In the last weeks of his life, Ken and his family, along with his neighbor, donated conservation easements on their adjoining properties, fulfilling a goal established 33 years ago when TILT first began. This remarkable gift is important because of its proximity to Wellesley Island State Park, Picton Island, and other conserved lands on Grindstone, all of which form a corridor of wild forest and open space that is essential for wildlife whose survival depends on the ability to move through our landscape.
The donation of these conservation easements is also significant, because it increases the amount of land that TILT conserves to more than 10,000 acres. That’s a powerful legacy for a man who devoted so much of his life to the care and protection of our Thousand Islands community.
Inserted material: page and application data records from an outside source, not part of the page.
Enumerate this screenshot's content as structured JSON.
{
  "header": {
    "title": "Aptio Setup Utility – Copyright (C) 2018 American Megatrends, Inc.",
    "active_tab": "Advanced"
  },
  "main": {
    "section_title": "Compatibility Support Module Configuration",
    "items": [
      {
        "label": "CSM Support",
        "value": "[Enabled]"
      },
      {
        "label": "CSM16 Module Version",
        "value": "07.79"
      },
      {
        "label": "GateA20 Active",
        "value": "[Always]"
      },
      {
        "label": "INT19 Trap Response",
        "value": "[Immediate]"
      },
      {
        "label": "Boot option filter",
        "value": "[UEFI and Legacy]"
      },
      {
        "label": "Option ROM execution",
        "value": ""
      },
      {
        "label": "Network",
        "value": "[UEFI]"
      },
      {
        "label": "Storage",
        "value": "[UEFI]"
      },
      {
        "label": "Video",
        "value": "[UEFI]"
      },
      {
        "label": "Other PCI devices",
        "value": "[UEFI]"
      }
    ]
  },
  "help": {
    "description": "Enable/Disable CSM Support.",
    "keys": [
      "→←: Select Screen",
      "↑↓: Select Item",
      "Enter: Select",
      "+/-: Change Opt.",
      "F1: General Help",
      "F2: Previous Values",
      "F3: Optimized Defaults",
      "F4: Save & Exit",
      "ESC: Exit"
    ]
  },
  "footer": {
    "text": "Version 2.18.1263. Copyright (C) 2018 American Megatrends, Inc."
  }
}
In honor of Ken, TILT, along with Save The River and Minna Anthony Common Nature Center, have established the Kenneth Deedy Environmental Internship Fund. As a true endowment, the fund will be used to hire a high school/college student for a summer long internship. Each year, the selected student will have a once-in-a-lifetime opportunity to work for all three organizations, immersing them in the fields of land conservation and stewardship, environmental education, and environmental advocacy.
Before his passing, Ken made the initial gift to establish the Environmental Internship Fund, continuing to build upon his legacy as a life-long environmentalist, who passionately supported the conservation of natural resources and the education of our next generation of stewards.
“The Kenneth Deedy Environmental Internship is an environmentally focused program like no other,” said Terra Bach, Director of Development and Communications. “We believe it will have a positive impact on our region and future environmental stewards of this place we all so deeply love.”
Ken will forever be remembered as he enriched the lives of so many.